Bring on the Bollywood, a ‘musical extravaganza’ is the story of Dr Katrina Pawar (Nisha Aaliya) who goes to India for her younger brother’s wedding. The apparently fiery, smart and intelligent Dr Pawar is tasked with figuring out how to stop the marriage of Lucky Pawar. Lucky, played by Anthony Sahota, is quite childish and is pampered by his mother, whilst Dr Pawar is besotted with ‘Yash Uncle’, one the most successful directors for Bollywood romantic movies.
As expected with any Bollywood story there is romance, only there is more than the normal love triangle here and of course, there is some making up ‘over a masala tea’. Oh, and there is a dead wife, who may not be so dead. In fact, I remember someone questioning how a ‘dead wife looks so alive’.
The stage set was a bit boring and not the normal glitzy and sparkly set that you would associate with Bollywood. There were varying types of different beautiful Indian outfits, not in your face glamourous or exceptionally exquisite, but they were pleasing to the eye. There were churidars, lenghas, kurtas and pyjamas, and saris, which were all worn appropriately and according to the scenes and dances.
There was the typical Yash Chopra Bollywood movie style dancing, Bhangra, Gharbar dancing, some classical dancing and a few western dance steps thrown in too. Individually the dancers performed very well, full of energy, and some great choreographed moves but then again I just love Bollywood dancing, so maybe I am a bit biased.
This play is packed with lots of humour and one-liners, some that most people would understand like ‘he fell in curry powder and went into a korma’, obviously said with an Indian accent, so korma being a coma. Then there were lines that not everyone would quite understand…. ‘Sharukh eloped with Kajal in DDLJ’ comes to mind. If one had some knowledge of the main Bollywood movies, one would realise that DDLJ refers to the movie, Diwale Dulhaniya Le Jayenge, a Bollywood Blockbuster. And movie references continue throughout the play.
Bring on the Bollywood is jammed with music, costumes, comedy, singing, dancing and romance, which is a real treat for a Bollywood lover such as me. I can, on the other hand, appreciate how one with little knowledge and understanding of the Hindi language and culture may be left quite confused at times, especially as there are number of lines in Hindi. This probably explains the confused looks I saw on some peoples’ faces, but is the target audience the general public or is it British Asians? A great production for a Bollywood lover!
Review by Shaidi Ramsurrun
The masters of Bollywood experiences, Phizzical debut at the Rose with Bring on the Bollywood – a romantic comedy that features a fantastic soundtrack interwoven with wit, wild parties and some wicked dances.
City and country, old and new collide at Colonel Pawar’s ancestral home – the shabby and un-chic Lakshman Villa. Confined within these walls, his wife Mrs Pawar pines for the cultural polish of London, New York or Paris!
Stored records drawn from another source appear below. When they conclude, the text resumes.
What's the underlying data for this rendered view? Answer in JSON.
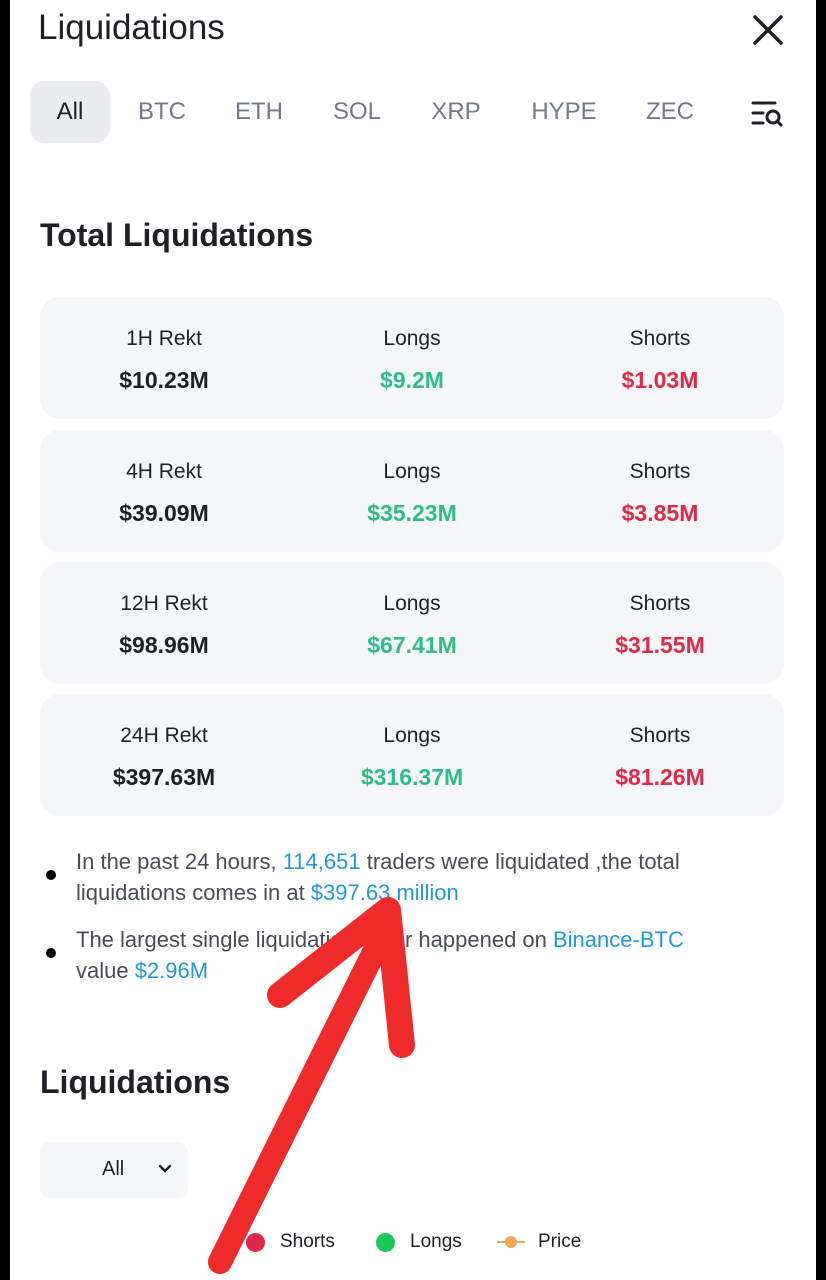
{
  "header": {
    "title": "Liquidations"
  },
  "tabs": [
    "All",
    "BTC",
    "ETH",
    "SOL",
    "XRP",
    "HYPE",
    "ZEC"
  ],
  "total": {
    "title": "Total Liquidations",
    "rows": [
      {
        "label": "1H Rekt",
        "value": "$10.23M",
        "longs_label": "Longs",
        "longs": "$9.2M",
        "shorts_label": "Shorts",
        "shorts": "$1.03M"
      },
      {
        "label": "4H Rekt",
        "value": "$39.09M",
        "longs_label": "Longs",
        "longs": "$35.23M",
        "shorts_label": "Shorts",
        "shorts": "$3.85M"
      },
      {
        "label": "12H Rekt",
        "value": "$98.96M",
        "longs_label": "Longs",
        "longs": "$67.41M",
        "shorts_label": "Shorts",
        "shorts": "$31.55M"
      },
      {
        "label": "24H Rekt",
        "value": "$397.63M",
        "longs_label": "Longs",
        "longs": "$316.37M",
        "shorts_label": "Shorts",
        "shorts": "$81.26M"
      }
    ]
  },
  "notes": {
    "b1_a": "In the past 24 hours, ",
    "b1_traders": "114,651",
    "b1_b": " traders were liquidated ,the total liquidations comes in at ",
    "b1_total": "$397.63 million",
    "b2_a": "The largest single liquidation order happened on ",
    "b2_exchange": "Binance-BTC",
    "b2_b": " value ",
    "b2_value": "$2.96M"
  },
  "chart_section": {
    "title": "Liquidations",
    "dropdown_value": "All",
    "legend": {
      "shorts": "Shorts",
      "longs": "Longs",
      "price": "Price"
    }
  },
  "colors": {
    "longs": "#2ebd85",
    "shorts": "#e0294a",
    "price": "#f0a55c",
    "link": "#1f9ad6",
    "arrow": "#ee2a2a"
  }
}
Enter the dashing Bollywood actor Amit and his newly eligible cousin Ronny – a quiet and withdrawn young British man who is here to scatter the ashes of his love. The Pawars have found a potential suitor to their fun and intelligent daughter Dr Katrina Pawar, who is brave, bubbly and in complete control, until she learns of her parents’ intentions. What could possibly go wrong?
Festooned in a kaleidoscope of colourful costumes and melodious music, Bring on the Bollywood is a glitzy theatrical experience inspired by real stories of love and infused with the works of Oliver Goldsmith and William Shakespeare.
Best Theatre Award finalist at Asian Media Awards in association with ITV.
Running time is approximately 2 hours and 30 minutes including a 20 minute interval.
Bring on the Bollywood
Thu 25 May – Sun 28 May 2017